Description: Resource recovery is an attractive alternative to the waste disposal problem. The chief by-product of this process, refuse derived fuel (RDF) can be co-fired in traditional coal burning facilities. The cement industry is a potential user of RDF. This study, based on a test burn done at Texas Industries Inc. in Midlothian, Texas, demonstrated the technical, environmental, and economic feasibility of using RDF fuel in a cement kiln. Technically, the cement showed no deleterious effects when RDF was substituted for coal/natural gas at 20% by Btu content. Environmentally, acid rain gases were reduced. Economically, RDF was shown to be a cost effective fuel substitute if a resource recovery facility was erected on site.
Date: May 1991
Creator: Brooks, Cheryl L. (Cheryl Leigh)
Partner: UNT Libraries

Effects of Suspended Solids on Bioavailability of Chemicals to Daphnia magna and Pimephales promelas

Description: Three suspended solids types containing a range of physicochemical characteristics were used to determine the effect of suspended solids on the bioavailability of acenaphthene, 1,2,4,5-tetrachlorobenzene, zinc, and chlordane to Daphnia magna and Pimephales promelas. Generally, the bioavailability of zinc and chlordane decreased due to interactions with all suspended solids types while bioavailability of acenaphthene and 1,2,4,5-tetrachlorobenzene were not clearly reduced. Partition coefficients and slope of dose-response curves related chemical characteristics and organism sensitivity, respectively, to experimentally determined results. It is believed that the biologically available form of these chemicals to Daphnia magna and Pimephales promelas resides in the aqueous phase.

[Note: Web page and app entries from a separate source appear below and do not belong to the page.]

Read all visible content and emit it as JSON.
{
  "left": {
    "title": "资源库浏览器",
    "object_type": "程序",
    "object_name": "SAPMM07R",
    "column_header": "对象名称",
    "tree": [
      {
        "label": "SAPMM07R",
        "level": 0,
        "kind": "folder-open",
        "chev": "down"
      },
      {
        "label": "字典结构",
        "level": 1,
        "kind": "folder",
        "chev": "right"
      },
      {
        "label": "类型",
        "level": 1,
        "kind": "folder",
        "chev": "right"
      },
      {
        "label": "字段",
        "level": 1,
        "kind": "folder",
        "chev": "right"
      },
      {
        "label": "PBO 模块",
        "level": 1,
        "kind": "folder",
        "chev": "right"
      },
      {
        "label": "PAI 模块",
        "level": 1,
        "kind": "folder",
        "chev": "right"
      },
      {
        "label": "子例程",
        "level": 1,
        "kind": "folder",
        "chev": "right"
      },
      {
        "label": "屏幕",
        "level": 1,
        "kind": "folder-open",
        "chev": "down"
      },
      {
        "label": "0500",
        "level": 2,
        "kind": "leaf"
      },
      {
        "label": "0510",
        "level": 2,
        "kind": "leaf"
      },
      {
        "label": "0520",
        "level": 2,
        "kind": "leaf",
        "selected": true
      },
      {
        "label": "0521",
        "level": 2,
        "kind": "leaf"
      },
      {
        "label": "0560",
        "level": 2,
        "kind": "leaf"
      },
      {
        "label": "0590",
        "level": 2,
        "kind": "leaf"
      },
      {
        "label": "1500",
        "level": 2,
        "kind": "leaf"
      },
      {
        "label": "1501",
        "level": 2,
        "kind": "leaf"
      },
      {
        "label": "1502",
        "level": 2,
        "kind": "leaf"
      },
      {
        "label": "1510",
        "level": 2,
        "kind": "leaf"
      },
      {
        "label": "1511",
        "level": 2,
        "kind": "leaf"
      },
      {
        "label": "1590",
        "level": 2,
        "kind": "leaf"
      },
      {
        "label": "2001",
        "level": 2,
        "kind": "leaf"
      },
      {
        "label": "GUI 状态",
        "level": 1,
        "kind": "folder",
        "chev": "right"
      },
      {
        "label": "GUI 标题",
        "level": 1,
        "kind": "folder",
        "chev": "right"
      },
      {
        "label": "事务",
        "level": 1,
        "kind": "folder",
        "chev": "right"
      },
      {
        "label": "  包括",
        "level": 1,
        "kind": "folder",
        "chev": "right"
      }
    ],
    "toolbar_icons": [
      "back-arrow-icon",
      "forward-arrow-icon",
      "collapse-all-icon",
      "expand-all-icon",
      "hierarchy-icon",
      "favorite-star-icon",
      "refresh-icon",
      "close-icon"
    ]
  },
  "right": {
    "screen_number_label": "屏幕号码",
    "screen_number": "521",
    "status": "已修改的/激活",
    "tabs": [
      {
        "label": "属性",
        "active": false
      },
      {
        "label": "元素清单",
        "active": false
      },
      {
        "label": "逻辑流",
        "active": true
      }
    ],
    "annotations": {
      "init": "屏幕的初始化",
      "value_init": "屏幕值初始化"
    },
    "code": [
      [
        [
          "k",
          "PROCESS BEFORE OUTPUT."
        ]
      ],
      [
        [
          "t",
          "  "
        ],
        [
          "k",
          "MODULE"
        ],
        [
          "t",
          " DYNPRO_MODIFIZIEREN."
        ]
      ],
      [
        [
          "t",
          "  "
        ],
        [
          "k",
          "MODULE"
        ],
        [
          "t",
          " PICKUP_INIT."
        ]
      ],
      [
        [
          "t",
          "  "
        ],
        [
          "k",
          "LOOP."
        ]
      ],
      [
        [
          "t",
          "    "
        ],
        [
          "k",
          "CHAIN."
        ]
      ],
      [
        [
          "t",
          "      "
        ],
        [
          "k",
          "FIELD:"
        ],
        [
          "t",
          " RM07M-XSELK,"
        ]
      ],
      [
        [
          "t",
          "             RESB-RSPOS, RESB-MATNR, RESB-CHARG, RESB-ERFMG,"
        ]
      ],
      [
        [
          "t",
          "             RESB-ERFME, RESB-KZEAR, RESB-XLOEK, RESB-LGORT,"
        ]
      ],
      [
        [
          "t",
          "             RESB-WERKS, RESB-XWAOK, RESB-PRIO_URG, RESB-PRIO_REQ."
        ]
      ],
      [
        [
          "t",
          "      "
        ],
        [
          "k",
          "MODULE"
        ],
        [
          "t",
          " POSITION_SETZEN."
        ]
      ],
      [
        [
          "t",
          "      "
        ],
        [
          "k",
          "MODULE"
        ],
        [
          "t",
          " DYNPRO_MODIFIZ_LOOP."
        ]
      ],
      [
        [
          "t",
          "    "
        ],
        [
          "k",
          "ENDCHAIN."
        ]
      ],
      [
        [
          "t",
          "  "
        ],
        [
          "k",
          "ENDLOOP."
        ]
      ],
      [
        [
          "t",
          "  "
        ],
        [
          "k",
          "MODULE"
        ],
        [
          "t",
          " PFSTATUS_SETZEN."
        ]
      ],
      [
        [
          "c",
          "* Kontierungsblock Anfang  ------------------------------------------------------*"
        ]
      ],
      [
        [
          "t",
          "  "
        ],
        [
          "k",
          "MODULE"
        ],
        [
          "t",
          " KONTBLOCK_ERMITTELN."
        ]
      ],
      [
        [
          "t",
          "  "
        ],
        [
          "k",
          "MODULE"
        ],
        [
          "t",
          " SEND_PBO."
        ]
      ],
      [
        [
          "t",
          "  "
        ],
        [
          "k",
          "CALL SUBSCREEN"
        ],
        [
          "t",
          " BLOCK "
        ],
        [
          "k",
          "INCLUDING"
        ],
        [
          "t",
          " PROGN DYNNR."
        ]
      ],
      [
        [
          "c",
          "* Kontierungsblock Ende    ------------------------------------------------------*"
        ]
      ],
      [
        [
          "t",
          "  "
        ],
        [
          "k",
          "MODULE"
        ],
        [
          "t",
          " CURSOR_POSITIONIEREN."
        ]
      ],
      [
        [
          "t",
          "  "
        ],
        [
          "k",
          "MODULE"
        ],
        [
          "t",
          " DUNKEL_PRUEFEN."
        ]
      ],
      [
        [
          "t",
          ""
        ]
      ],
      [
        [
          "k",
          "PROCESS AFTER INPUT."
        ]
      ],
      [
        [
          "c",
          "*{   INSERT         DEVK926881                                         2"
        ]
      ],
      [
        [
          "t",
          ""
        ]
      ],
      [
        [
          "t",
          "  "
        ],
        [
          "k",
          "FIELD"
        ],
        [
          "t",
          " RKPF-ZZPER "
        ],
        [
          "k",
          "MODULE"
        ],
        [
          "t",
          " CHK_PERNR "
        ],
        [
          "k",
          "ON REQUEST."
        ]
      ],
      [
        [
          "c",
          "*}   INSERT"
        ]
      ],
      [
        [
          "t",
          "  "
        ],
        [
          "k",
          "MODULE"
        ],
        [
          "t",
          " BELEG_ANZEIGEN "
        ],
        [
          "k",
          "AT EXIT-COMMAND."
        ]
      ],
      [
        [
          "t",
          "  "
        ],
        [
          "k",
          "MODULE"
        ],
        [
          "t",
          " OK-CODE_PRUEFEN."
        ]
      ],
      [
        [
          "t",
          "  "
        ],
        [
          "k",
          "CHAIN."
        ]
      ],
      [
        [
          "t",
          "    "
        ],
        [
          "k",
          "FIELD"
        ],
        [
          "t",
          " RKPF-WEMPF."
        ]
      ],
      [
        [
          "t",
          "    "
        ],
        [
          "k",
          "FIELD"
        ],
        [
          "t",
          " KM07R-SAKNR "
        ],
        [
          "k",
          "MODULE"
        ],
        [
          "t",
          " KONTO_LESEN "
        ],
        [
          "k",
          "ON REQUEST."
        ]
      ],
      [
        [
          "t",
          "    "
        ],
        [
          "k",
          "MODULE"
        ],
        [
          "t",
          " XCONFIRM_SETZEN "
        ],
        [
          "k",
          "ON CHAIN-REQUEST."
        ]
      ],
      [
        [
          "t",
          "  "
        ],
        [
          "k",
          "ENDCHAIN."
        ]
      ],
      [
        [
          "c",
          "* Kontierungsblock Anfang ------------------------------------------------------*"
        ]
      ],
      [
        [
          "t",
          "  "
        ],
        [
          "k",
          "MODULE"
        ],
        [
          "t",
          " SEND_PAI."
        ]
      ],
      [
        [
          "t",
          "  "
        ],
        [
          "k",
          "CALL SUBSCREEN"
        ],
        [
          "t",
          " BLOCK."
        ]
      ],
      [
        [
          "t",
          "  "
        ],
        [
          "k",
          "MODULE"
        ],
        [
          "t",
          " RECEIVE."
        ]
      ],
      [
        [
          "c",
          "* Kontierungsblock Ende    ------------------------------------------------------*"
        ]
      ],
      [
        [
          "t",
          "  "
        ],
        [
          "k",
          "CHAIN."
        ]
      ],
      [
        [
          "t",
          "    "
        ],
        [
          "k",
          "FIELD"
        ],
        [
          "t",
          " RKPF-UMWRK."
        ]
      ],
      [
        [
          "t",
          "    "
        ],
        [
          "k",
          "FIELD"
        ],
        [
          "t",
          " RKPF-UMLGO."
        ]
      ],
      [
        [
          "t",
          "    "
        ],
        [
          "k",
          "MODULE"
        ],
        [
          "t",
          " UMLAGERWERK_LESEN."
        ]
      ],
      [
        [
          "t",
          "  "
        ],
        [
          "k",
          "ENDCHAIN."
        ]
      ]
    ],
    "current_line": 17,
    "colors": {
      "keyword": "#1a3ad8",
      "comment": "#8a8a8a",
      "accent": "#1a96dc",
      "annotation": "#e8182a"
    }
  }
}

Date: December 1984
Creator: Hall, W. Scott (Warren Scott)
Partner: UNT Libraries